== Information shown ==

********************

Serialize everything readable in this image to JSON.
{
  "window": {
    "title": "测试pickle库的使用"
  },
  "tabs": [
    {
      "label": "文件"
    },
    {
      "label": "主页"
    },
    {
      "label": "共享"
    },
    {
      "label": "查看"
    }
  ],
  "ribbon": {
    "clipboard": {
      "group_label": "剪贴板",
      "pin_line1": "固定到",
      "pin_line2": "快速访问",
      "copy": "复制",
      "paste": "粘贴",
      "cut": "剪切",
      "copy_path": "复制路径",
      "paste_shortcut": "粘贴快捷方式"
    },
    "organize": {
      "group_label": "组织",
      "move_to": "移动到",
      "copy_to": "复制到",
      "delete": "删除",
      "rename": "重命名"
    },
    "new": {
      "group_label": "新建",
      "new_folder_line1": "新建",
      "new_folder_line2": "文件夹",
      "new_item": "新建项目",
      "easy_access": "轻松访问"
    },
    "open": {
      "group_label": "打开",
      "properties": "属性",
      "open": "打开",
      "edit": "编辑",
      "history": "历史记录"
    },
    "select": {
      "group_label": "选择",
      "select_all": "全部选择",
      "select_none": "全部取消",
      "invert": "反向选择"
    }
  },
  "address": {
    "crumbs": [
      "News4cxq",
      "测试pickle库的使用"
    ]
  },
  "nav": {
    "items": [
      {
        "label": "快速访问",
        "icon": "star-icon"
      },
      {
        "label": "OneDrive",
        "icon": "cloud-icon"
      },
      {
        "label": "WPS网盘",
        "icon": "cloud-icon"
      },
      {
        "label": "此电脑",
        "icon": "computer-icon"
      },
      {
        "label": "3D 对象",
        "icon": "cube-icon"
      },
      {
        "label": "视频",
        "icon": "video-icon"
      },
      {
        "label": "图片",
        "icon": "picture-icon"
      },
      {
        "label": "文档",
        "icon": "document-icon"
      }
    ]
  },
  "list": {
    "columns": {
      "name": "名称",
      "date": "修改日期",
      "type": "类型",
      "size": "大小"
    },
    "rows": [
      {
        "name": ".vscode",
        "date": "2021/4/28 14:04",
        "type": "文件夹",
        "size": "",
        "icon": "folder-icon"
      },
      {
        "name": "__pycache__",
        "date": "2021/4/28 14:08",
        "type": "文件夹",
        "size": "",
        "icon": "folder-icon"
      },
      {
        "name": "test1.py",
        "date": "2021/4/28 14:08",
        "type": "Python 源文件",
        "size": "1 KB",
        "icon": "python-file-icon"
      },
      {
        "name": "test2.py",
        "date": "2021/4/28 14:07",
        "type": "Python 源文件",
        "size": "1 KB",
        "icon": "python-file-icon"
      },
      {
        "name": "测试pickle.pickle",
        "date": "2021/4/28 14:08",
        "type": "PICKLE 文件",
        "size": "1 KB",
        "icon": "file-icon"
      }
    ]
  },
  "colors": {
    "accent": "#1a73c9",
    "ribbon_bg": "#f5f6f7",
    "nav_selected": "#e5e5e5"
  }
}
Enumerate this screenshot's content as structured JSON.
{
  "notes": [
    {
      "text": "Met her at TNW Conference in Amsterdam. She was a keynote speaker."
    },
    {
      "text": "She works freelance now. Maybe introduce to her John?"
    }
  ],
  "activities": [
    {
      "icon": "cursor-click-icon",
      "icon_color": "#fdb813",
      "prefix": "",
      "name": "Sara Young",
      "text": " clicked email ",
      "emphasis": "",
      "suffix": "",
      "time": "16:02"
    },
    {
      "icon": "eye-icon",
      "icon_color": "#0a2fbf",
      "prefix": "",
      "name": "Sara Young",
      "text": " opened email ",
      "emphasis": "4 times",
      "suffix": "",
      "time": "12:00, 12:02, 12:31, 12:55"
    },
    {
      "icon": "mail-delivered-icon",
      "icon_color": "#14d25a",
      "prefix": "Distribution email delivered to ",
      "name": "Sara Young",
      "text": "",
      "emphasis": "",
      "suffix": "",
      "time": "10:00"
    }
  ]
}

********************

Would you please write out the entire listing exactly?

== Exercise answer ==
Serialize everything readable in this image to JSON.
{
  "window": {
    "title": "测试pickle库的使用"
  },
  "tabs": [
    {
      "label": "文件"
    },
    {
      "label": "主页"
    },
    {
      "label": "共享"
    },
    {
      "label": "查看"
    }
  ],
  "ribbon": {
    "clipboard": {
      "group_label": "剪贴板",
      "pin_line1": "固定到",
      "pin_line2": "快速访问",
      "copy": "复制",
      "paste": "粘贴",
      "cut": "剪切",
      "copy_path": "复制路径",
      "paste_shortcut": "粘贴快捷方式"
    },
    "organize": {
      "group_label": "组织",
      "move_to": "移动到",
      "copy_to": "复制到",
      "delete": "删除",
      "rename": "重命名"
    },
    "new": {
      "group_label": "新建",
      "new_folder_line1": "新建",
      "new_folder_line2": "文件夹",
      "new_item": "新建项目",
      "easy_access": "轻松访问"
    },
    "open": {
      "group_label": "打开",
      "properties": "属性",
      "open": "打开",
      "edit": "编辑",
      "history": "历史记录"
    },
    "select": {
      "group_label": "选择",
      "select_all": "全部选择",
      "select_none": "全部取消",
      "invert": "反向选择"
    }
  },
  "address": {
    "crumbs": [
      "News4cxq",
      "测试pickle库的使用"
    ]
  },
  "nav": {
    "items": [
      {
        "label": "快速访问",
        "icon": "star-icon"
      },
      {
        "label": "OneDrive",
        "icon": "cloud-icon"
      },
      {
        "label": "WPS网盘",
        "icon": "cloud-icon"
      },
      {
        "label": "此电脑",
        "icon": "computer-icon"
      },
      {
        "label": "3D 对象",
        "icon": "cube-icon"
      },
      {
        "label": "视频",
        "icon": "video-icon"
      },
      {
        "label": "图片",
        "icon": "picture-icon"
      },
      {
        "label": "文档",
        "icon": "document-icon"
      }
    ]
  },
  "list": {
    "columns": {
      "name": "名称",
      "date": "修改日期",
      "type": "类型",
      "size": "大小"
    },
    "rows": [
      {
        "name": ".vscode",
        "date": "2021/4/28 14:04",
        "type": "文件夹",
        "size": "",
        "icon": "folder-icon"
      },
      {
        "name": "__pycache__",
        "date": "2021/4/28 14:08",
        "type": "文件夹",
        "size": "",
        "icon": "folder-icon"
      },
      {
        "name": "test1.py",
        "date": "2021/4/28 14:08",
        "type": "Python 源文件",
        "size": "1 KB",
        "icon": "python-file-icon"
      },
      {
        "name": "test2.py",
        "date": "2021/4/28 14:07",
        "type": "Python 源文件",
        "size": "1 KB",
        "icon": "python-file-icon"
      },
      {
        "name": "测试pickle.pickle",
        "date": "2021/4/28 14:08",
        "type": "PICKLE 文件",
        "size": "1 KB",
        "icon": "file-icon"
      }
    ]
  },
  "colors": {
    "accent": "#1a73c9",
    "ribbon_bg": "#f5f6f7",
    "nav_selected": "#e5e5e5"
  }
}
Enumerate this screenshot's content as structured JSON.
{
  "notes": [
    {
      "text": "Met her at TNW Conference in Amsterdam. She was a keynote speaker."
    },
    {
      "text": "She works freelance now. Maybe introduce to her John?"
    }
  ],
  "activities": [
    {
      "icon": "cursor-click-icon",
      "icon_color": "#fdb813",
      "prefix": "",
      "name": "Sara Young",
      "text": " clicked email ",
      "emphasis": "",
      "suffix": "",
      "time": "16:02"
    },
    {
      "icon": "eye-icon",
      "icon_color": "#0a2fbf",
      "prefix": "",
      "name": "Sara Young",
      "text": " opened email ",
      "emphasis": "4 times",
      "suffix": "",
      "time": "12:00, 12:02, 12:31, 12:55"
    },
    {
      "icon": "mail-delivered-icon",
      "icon_color": "#14d25a",
      "prefix": "Distribution email delivered to ",
      "name": "Sara Young",
      "text": "",
      "emphasis": "",
      "suffix": "",
      "time": "10:00"
    }
  ]
}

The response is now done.